Tag Archives: LinkedIn invites

Should I connect with other lawyers on LinkedIn?

Lawyers regularly ask me this so I thought it worthy of a blog post.

The answer to this really comes down to your objectives. What is it you’re looking to achieve?

Should I connect with other lawyers on LinkedIn

There are some very good reasons why you might wish to connect with other lawyers, such as:

  • You wish to generate referrals from other lawyers
  • It’s a great way to keep track of former colleagues and friends who may one day move in-house
  • You want to pick up some tips from others’ activity.

I know some of you will be concerned that other lawyers will look through your contacts and try to poach them.

In order to prevent this, you have two options (other than not connecting with them):

  1. Be proactive and focus on providing your clients with excellent customer service and regularly sharing content they will find valuable and helpful. In all likelihood your competitors will be talking to your clients anyway, so this is always a key area on which to focus.
  2. Hide your connections on LinkedIn. This means your connections can only see details of shared connections (i.e. those connections you have in common). To do so, go to ‘Privacy & Settings’ (hover over the photo of you in the top right hand corner of your LinkedIn toolbar and select Privacy & Settings from the dropdown list – you may be prompted for your password), look under the ‘Privacy Controls’ header in your profile settings and select ‘See who can see your connections’. Choose ‘Only you’ from the drop-down box.

On one hand, LinkedIn is about networking and helping others in your network and it many people perceive it negatively when people hide their connections, but on the other if you act for Shell and you have lots of connections at BP this could cause issues with your client.

Ultimately, you have to do what’s right for you and make sure that your social media guidelines are flexible enough to allow others to do the same.

What are your views on connecting with other professionals in your industry?  Are you for or against?

Image Credit: www.jobinterviewtools.com

13 examples of good LinkedIn etiquette

Why do people behave differently on social networks than at in-person networking events?

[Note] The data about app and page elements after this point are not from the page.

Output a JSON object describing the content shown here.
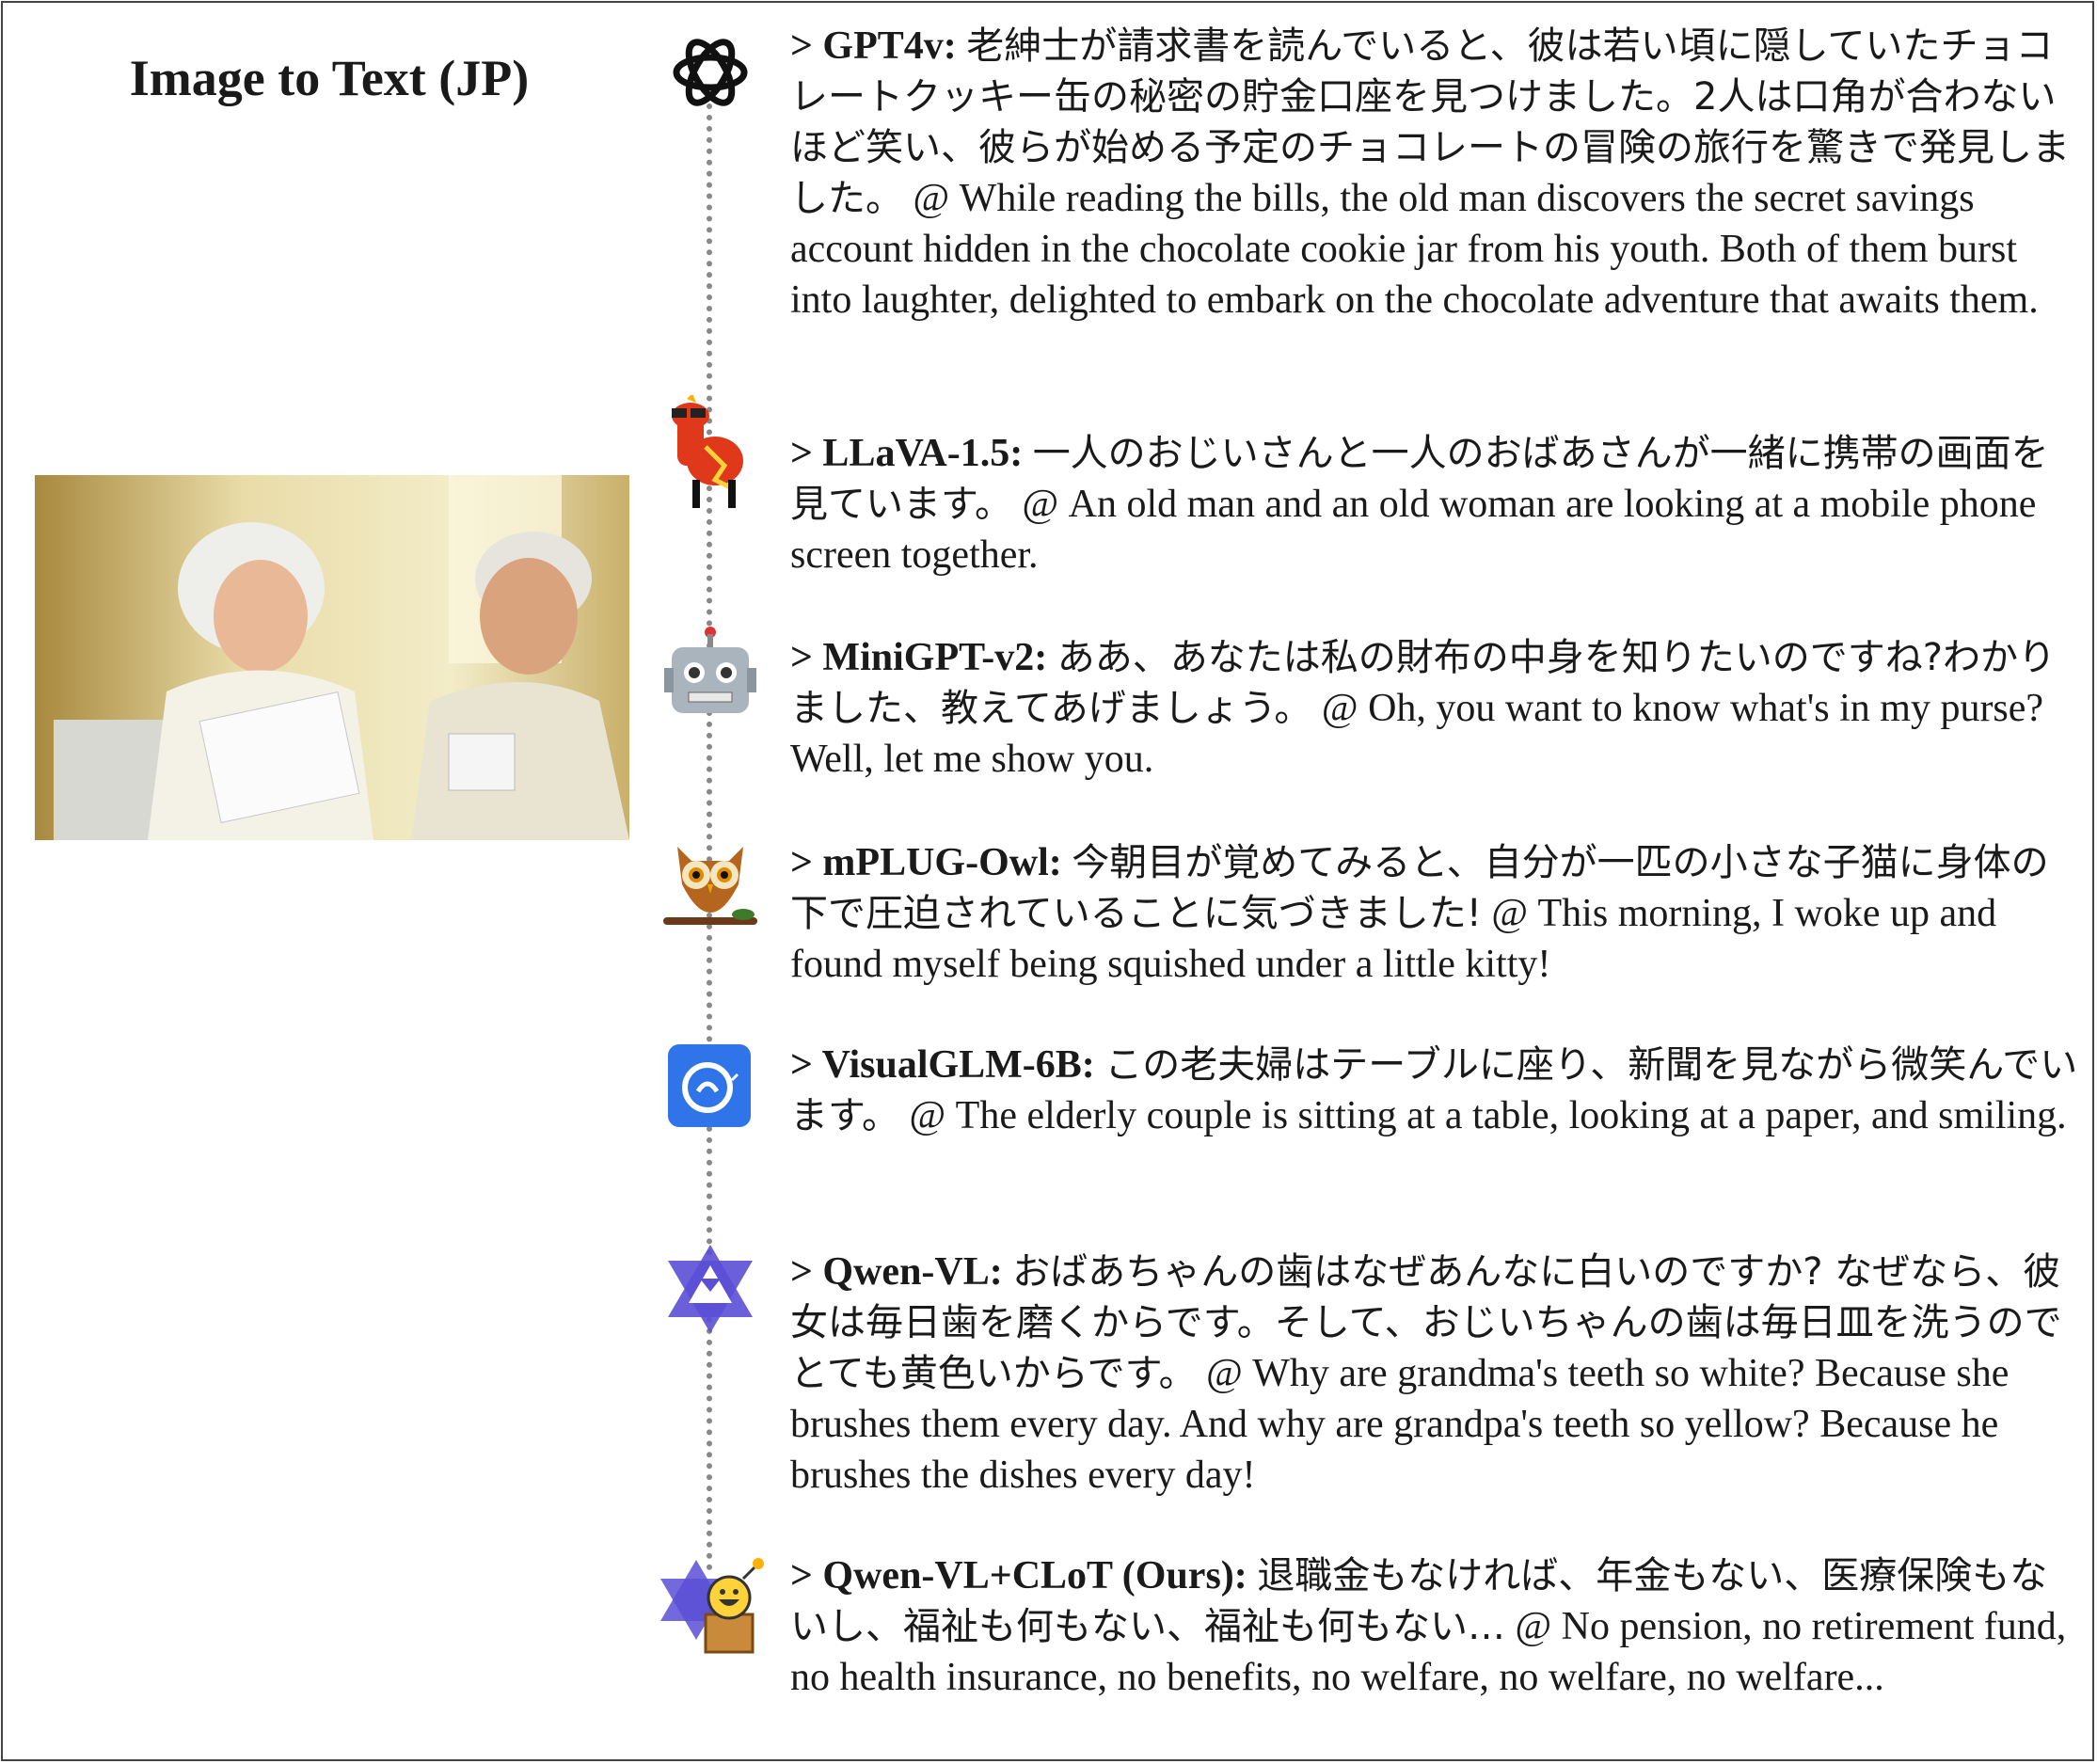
{
  "title": "Image to Text (JP)",
  "entries": [
    {
      "model": "> GPT4v:",
      "jp": "老紳士が請求書を読んでいると、彼は若い頃に隠していたチョコレートクッキー缶の秘密の貯金口座を見つけました。2人は口角が合わないほど笑い、彼らが始める予定のチョコレートの冒険の旅行を驚きで発見しました。",
      "en": "@ While reading the bills, the old man discovers the secret savings account hidden in the chocolate cookie jar from his youth. Both of them burst into laughter, delighted to embark on the chocolate adventure that awaits them.",
      "icon": "openai-icon"
    },
    {
      "model": "> LLaVA-1.5:",
      "jp": "一人のおじいさんと一人のおばあさんが一緒に携帯の画面を見ています。",
      "en": "@ An old man and an old woman are looking at a mobile phone screen together.",
      "icon": "llama-icon"
    },
    {
      "model": "> MiniGPT-v2:",
      "jp": "ああ、あなたは私の財布の中身を知りたいのですね?わかりました、教えてあげましょう。",
      "en": "@ Oh, you want to know what's in my purse? Well, let me show you.",
      "icon": "robot-icon"
    },
    {
      "model": "> mPLUG-Owl:",
      "jp": "今朝目が覚めてみると、自分が一匹の小さな子猫に身体の下で圧迫されていることに気づきました!",
      "en": "@ This morning, I woke up and found myself being squished under a little kitty!",
      "icon": "owl-icon"
    },
    {
      "model": "> VisualGLM-6B:",
      "jp": "この老夫婦はテーブルに座り、新聞を見ながら微笑んでいます。",
      "en": "@ The elderly couple is sitting at a table, looking at a paper, and smiling.",
      "icon": "visualglm-icon"
    },
    {
      "model": "> Qwen-VL:",
      "jp": "おばあちゃんの歯はなぜあんなに白いのですか? なぜなら、彼女は毎日歯を磨くからです。そして、おじいちゃんの歯は毎日皿を洗うのでとても黄色いからです。",
      "en": "@ Why are grandma's teeth so white? Because she brushes them every day. And why are grandpa's teeth so yellow? Because he brushes the dishes every day!",
      "icon": "qwen-icon"
    },
    {
      "model": "> Qwen-VL+CLoT (Ours):",
      "jp": "退職金もなければ、年金もない、医療保険もないし、福祉も何もない、福祉も何もない…",
      "en": "@ No pension, no retirement fund, no health insurance, no benefits, no welfare, no welfare, no welfare...",
      "icon": "clot-icon"
    }
  ]
}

What is good LinkedIn etiquette?

Is it that all rational thought goes out the window when facing a computer or device screen (I admit, it does sometimes seem that way) or is it that they’ve never been taught? Continue reading

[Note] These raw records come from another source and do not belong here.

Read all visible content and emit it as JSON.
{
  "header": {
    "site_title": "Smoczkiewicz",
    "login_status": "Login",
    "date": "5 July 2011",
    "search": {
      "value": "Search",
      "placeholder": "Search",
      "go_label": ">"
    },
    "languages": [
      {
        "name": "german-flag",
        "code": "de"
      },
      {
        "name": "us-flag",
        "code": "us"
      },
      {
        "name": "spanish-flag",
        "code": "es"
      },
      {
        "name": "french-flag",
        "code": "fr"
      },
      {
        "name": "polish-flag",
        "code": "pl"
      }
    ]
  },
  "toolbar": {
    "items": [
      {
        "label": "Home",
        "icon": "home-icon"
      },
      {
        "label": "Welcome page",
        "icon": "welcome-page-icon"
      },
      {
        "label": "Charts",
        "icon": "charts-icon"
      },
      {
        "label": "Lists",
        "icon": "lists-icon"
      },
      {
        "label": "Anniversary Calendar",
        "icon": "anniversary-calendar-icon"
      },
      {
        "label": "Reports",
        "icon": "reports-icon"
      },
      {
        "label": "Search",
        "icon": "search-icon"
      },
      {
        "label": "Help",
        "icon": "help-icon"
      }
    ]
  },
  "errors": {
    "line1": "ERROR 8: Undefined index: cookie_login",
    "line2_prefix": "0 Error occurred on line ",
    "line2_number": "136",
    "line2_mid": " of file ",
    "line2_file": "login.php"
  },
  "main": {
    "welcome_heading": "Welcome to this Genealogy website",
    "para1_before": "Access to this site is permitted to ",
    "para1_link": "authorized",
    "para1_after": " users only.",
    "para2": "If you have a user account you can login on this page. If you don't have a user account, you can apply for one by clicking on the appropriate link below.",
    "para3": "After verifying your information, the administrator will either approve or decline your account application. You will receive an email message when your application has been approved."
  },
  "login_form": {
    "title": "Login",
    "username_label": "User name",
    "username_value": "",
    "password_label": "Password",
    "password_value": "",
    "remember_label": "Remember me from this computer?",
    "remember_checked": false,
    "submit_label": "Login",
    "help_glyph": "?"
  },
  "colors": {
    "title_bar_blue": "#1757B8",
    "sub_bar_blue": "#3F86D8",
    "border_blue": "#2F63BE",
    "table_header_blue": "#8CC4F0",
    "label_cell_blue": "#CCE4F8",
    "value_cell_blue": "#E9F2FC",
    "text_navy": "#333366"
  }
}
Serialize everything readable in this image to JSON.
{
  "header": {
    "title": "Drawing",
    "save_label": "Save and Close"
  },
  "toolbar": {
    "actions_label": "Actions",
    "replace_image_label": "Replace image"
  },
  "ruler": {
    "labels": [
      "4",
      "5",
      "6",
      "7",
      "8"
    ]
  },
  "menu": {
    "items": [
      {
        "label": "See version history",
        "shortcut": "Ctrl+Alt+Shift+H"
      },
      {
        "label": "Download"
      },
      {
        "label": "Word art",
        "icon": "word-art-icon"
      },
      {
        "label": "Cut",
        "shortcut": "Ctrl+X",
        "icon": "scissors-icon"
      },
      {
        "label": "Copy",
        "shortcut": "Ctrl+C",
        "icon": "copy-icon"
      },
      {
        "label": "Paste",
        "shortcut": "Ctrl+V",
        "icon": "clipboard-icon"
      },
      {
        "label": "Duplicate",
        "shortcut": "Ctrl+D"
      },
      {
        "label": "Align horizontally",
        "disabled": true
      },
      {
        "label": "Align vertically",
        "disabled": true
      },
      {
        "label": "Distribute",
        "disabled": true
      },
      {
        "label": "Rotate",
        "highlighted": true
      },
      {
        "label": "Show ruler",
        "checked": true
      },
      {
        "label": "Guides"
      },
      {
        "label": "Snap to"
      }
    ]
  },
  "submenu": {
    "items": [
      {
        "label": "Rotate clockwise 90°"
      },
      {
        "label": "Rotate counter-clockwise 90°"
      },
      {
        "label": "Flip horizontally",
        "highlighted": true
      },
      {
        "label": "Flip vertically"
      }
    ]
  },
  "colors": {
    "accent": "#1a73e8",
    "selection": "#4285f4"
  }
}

What’s the etiquette when someone you don’t know invites you to connect on LinkedIn?

by Kirsten Hodgson

You receive an invite from someone you don’t know.

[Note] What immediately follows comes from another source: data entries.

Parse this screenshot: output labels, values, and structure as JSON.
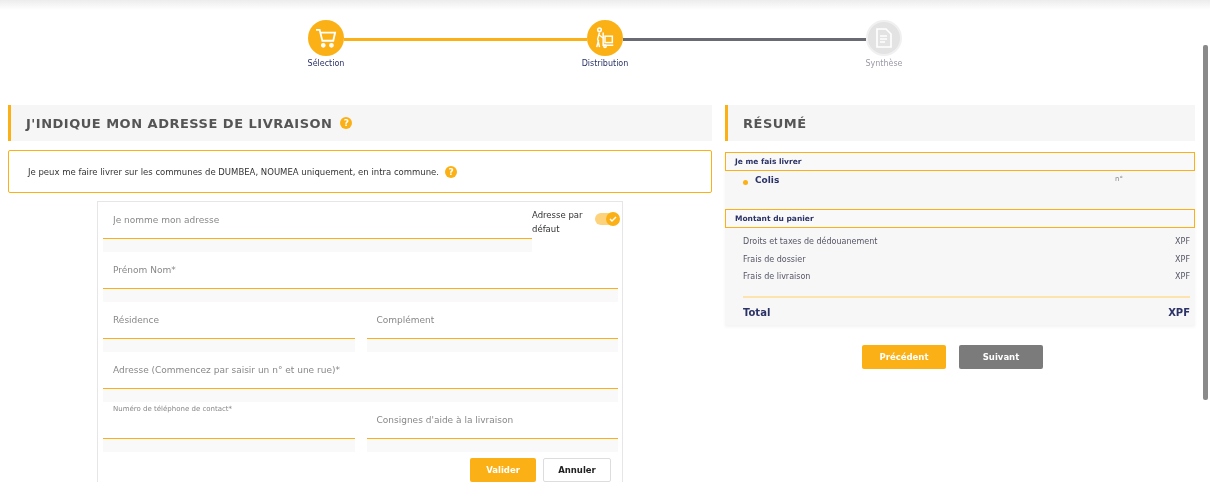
{
  "steps": [
    {
      "label": "Sélection",
      "reached": true
    },
    {
      "label": "Distribution",
      "reached": true
    },
    {
      "label": "Synthèse",
      "reached": false
    }
  ],
  "address": {
    "title": "J'INDIQUE MON ADRESSE DE LIVRAISON",
    "title_help": "?",
    "notice": "Je peux me faire livrer sur les communes de DUMBEA, NOUMEA uniquement, en intra commune.",
    "notice_help": "?",
    "name_field": {
      "placeholder": "Je nomme mon adresse"
    },
    "default_toggle": {
      "label": "Adresse par défaut",
      "on": true
    },
    "rows": [
      [
        {
          "placeholder": "Prénom Nom*"
        }
      ],
      [
        {
          "placeholder": "Résidence"
        },
        {
          "placeholder": "Complément"
        }
      ],
      [
        {
          "placeholder": "Adresse (Commencez par saisir un n° et une rue)*"
        }
      ],
      [
        {
          "label": "Numéro de téléphone de contact*"
        },
        {
          "placeholder": "Consignes d'aide à la livraison"
        }
      ]
    ],
    "buttons": [
      {
        "label": "Valider",
        "kind": "primary"
      },
      {
        "label": "Annuler",
        "kind": "secondary"
      }
    ]
  },
  "summary": {
    "title": "RÉSUMÉ",
    "delivery": {
      "heading": "Je me fais livrer",
      "item": "Colis",
      "number_label": "n°"
    },
    "amount": {
      "heading": "Montant du panier",
      "lines": [
        {
          "label": "Droits et taxes de dédouanement",
          "currency": "XPF"
        },
        {
          "label": "Frais de dossier",
          "currency": "XPF"
        },
        {
          "label": "Frais de livraison",
          "currency": "XPF"
        }
      ],
      "total": {
        "label": "Total",
        "currency": "XPF"
      }
    }
  },
  "nav_buttons": [
    {
      "label": "Précédent",
      "kind": "primary"
    },
    {
      "label": "Suivant",
      "kind": "muted"
    }
  ]
}
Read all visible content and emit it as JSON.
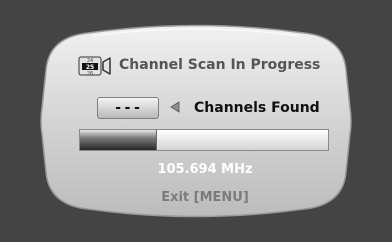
{
  "header": {
    "title": "Channel Scan In Progress",
    "icon": "tv-channel-scan-icon",
    "icon_digits": [
      "24",
      "25",
      "26"
    ]
  },
  "scan": {
    "channels_found_count": "---",
    "channels_found_label": "Channels Found",
    "progress_fraction": 0.31,
    "frequency": "105.694 MHz"
  },
  "footer": {
    "exit_hint": "Exit [MENU]"
  },
  "colors": {
    "background": "#444444",
    "panel": "#d5d5d5",
    "title_text": "#555555",
    "frequency_text": "#ffffff",
    "hint_text": "#7b7b7b"
  }
}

What should you do?

Firstly, you need to decide whether you want to connect with those you don’t know.

This will largely depend on your objectives for being on LinkedIn as well as any governing professional association’s (such as your Law Society or Bar Association) guidelines.

If it is permissible in your jurisdiction, there may be very good reasons why you would connect with people you have never met, such as influential journalists, prospects, prospective influencers and referrers, and those with whom you’ve had discussions within LinkedIn groups.

Secondly, take a look at the invitation. Have they made it clear why they want to connect with you or have they used the standard LinkedIn text?

While I advise against this, don’t hold it against people as LinkedIn doesn’t give you the option to tailor your invites if you try to connect through certain features – such as ‘People you may know’.

Next, take a look at the person’s profile. Are they someone with whom you want to connect?

You’ll need to use your judgement here – For example, I’m happy to connect with those in my industry sector, as well as people who share valuable content or who’ve been involved in the same group discussions.

If you’re unsure, you might want to send the person a message asking why they want to connect with you. If they respond to this you’ll know they genuinely do have a reason, if not, it could be that they’re just growing their connections.

To reply click on the small arrow next to the ‘Accept’ button.

If you think someone does want to connect just to grow their number of connections or if you don’t want to connect to someone for another reason, select ‘ignore’ and you’ll no longer see the invite. Save the ‘report spam’ button for true spammers.

 Will people know you’ve ignored their invite?

No they won’t. If they go into their ‘Sent’ box within the LinkedIn email system (when in invitations) they will only see that you haven’t responded. However, they won’t know that you’ve selected ‘ignore’. They may well try to connect with you again in future.

What other tips or advice would you share?